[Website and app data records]
<<<<

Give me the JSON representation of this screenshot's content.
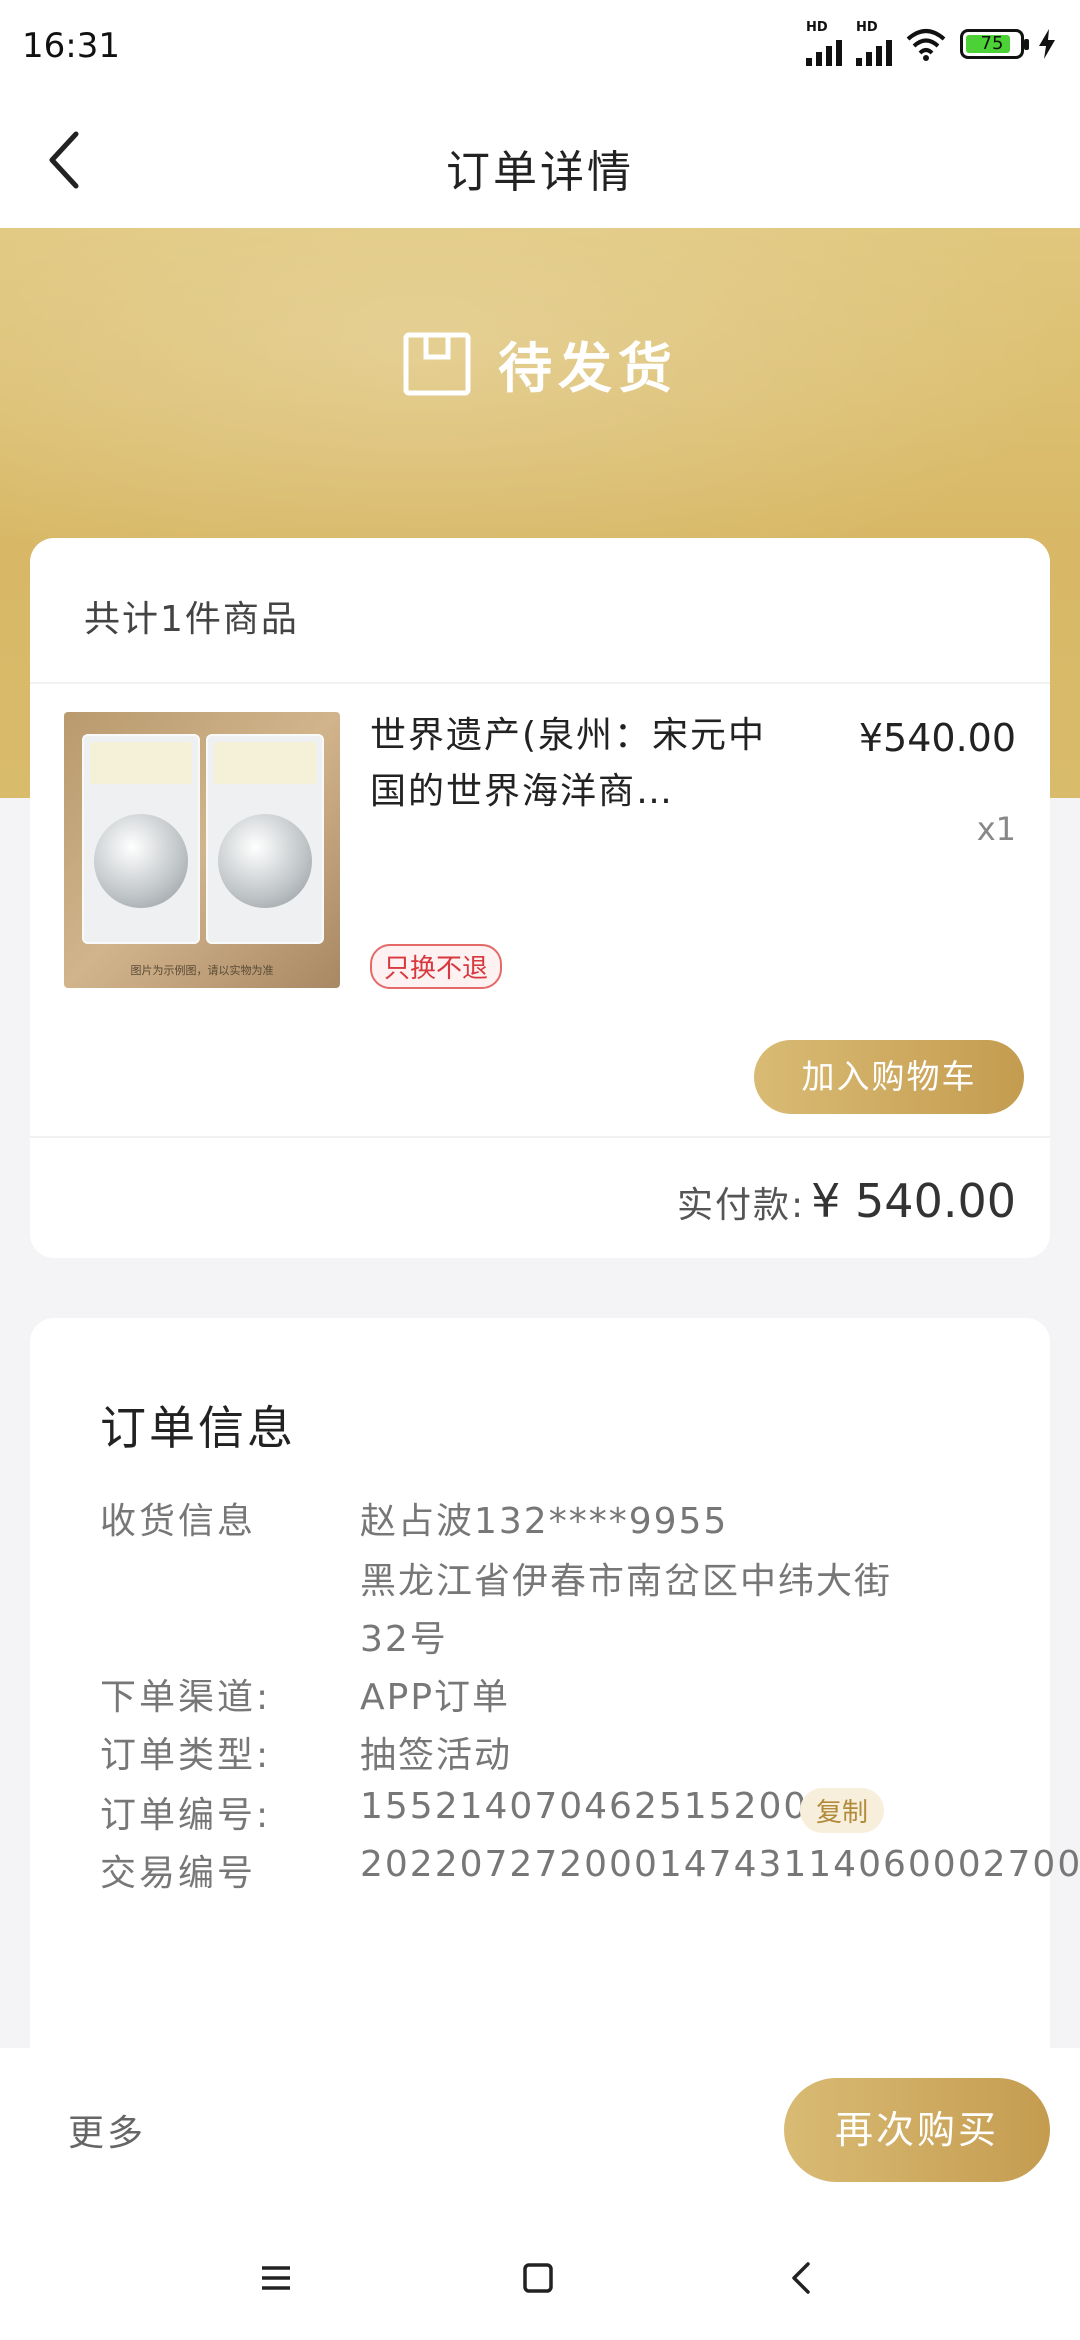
{
  "status_bar": {
    "time": "16:31",
    "battery_level": "75",
    "network_label": "HD"
  },
  "nav": {
    "title": "订单详情"
  },
  "hero": {
    "status": "待发货"
  },
  "goods": {
    "count_text": "共计1件商品",
    "items": [
      {
        "name": "世界遗产(泉州：宋元中国的世界海洋商…",
        "price": "¥540.00",
        "qty": "x1",
        "policy_badge": "只换不退",
        "image_caption": "图片为示例图，请以实物为准"
      }
    ],
    "add_cart_label": "加入购物车",
    "paid_label": "实付款:",
    "paid_value": "¥ 540.00"
  },
  "order_info": {
    "title": "订单信息",
    "receiver_label": "收货信息",
    "receiver_name_phone": "赵占波132****9955",
    "receiver_address_line1": "黑龙江省伊春市南岔区中纬大街",
    "receiver_address_line2": "32号",
    "channel_label": "下单渠道:",
    "channel_value": "APP订单",
    "type_label": "订单类型:",
    "type_value": "抽签活动",
    "number_label": "订单编号:",
    "number_value": "1552140704625152001",
    "copy_label": "复制",
    "partial_label": "交易编号",
    "partial_value": "20220727200014743114060002700"
  },
  "bottom_bar": {
    "more_label": "更多",
    "rebuy_label": "再次购买"
  },
  "colors": {
    "gold": "#d4b364",
    "gold_dark": "#c49c50",
    "badge_red": "#d8383e"
  }
}
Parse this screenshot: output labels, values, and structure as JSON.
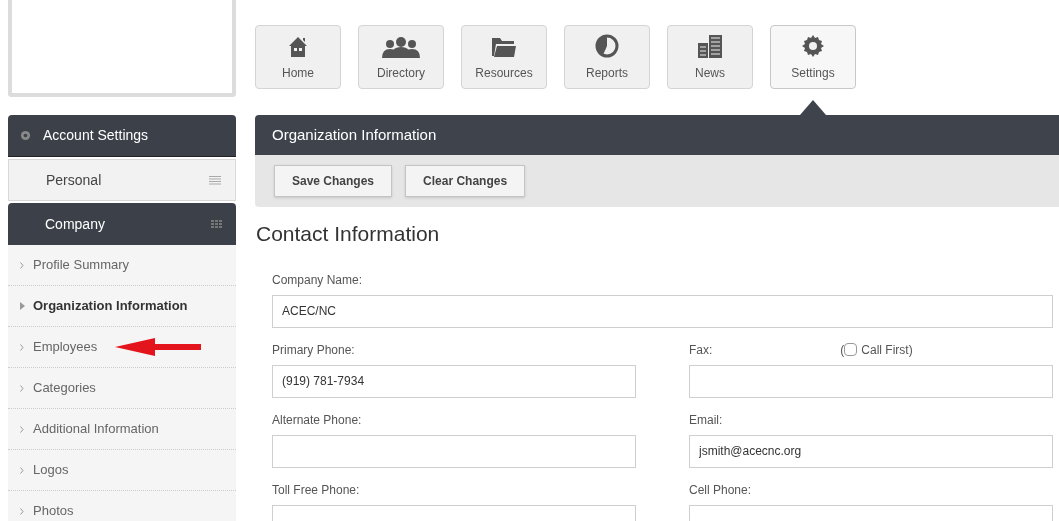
{
  "nav": [
    {
      "label": "Home",
      "selected": false
    },
    {
      "label": "Directory",
      "selected": false
    },
    {
      "label": "Resources",
      "selected": false
    },
    {
      "label": "Reports",
      "selected": false
    },
    {
      "label": "News",
      "selected": false
    },
    {
      "label": "Settings",
      "selected": true
    }
  ],
  "sidebar": {
    "header": "Account Settings",
    "sections": [
      {
        "label": "Personal",
        "expanded": false
      },
      {
        "label": "Company",
        "expanded": true
      }
    ],
    "items": [
      {
        "label": "Profile Summary",
        "selected": false,
        "annotated": false
      },
      {
        "label": "Organization Information",
        "selected": true,
        "annotated": false
      },
      {
        "label": "Employees",
        "selected": false,
        "annotated": true
      },
      {
        "label": "Categories",
        "selected": false,
        "annotated": false
      },
      {
        "label": "Additional Information",
        "selected": false,
        "annotated": false
      },
      {
        "label": "Logos",
        "selected": false,
        "annotated": false
      },
      {
        "label": "Photos",
        "selected": false,
        "annotated": false
      }
    ]
  },
  "panel": {
    "title": "Organization Information",
    "buttons": [
      "Save Changes",
      "Clear Changes"
    ]
  },
  "section_title": "Contact Information",
  "fields": [
    {
      "label": "Company Name:",
      "value": "ACEC/NC",
      "wide": true
    },
    {
      "label": "Primary Phone:",
      "value": "(919) 781-7934",
      "wide": false
    },
    {
      "label": "Fax:",
      "wide": false,
      "checkbox": {
        "open": "(",
        "label": "Call First)",
        "checked": false
      }
    },
    {
      "label": "Alternate Phone:",
      "wide": false
    },
    {
      "label": "Email:",
      "value": "jsmith@acecnc.org",
      "wide": false
    },
    {
      "label": "Toll Free Phone:",
      "wide": false
    },
    {
      "label": "Cell Phone:",
      "wide": false
    }
  ]
}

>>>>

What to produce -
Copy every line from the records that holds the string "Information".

Task result -
        "label": "Organization Information",
        "label": "Additional Information",
    "title": "Organization Information",
  "section_title": "Contact Information",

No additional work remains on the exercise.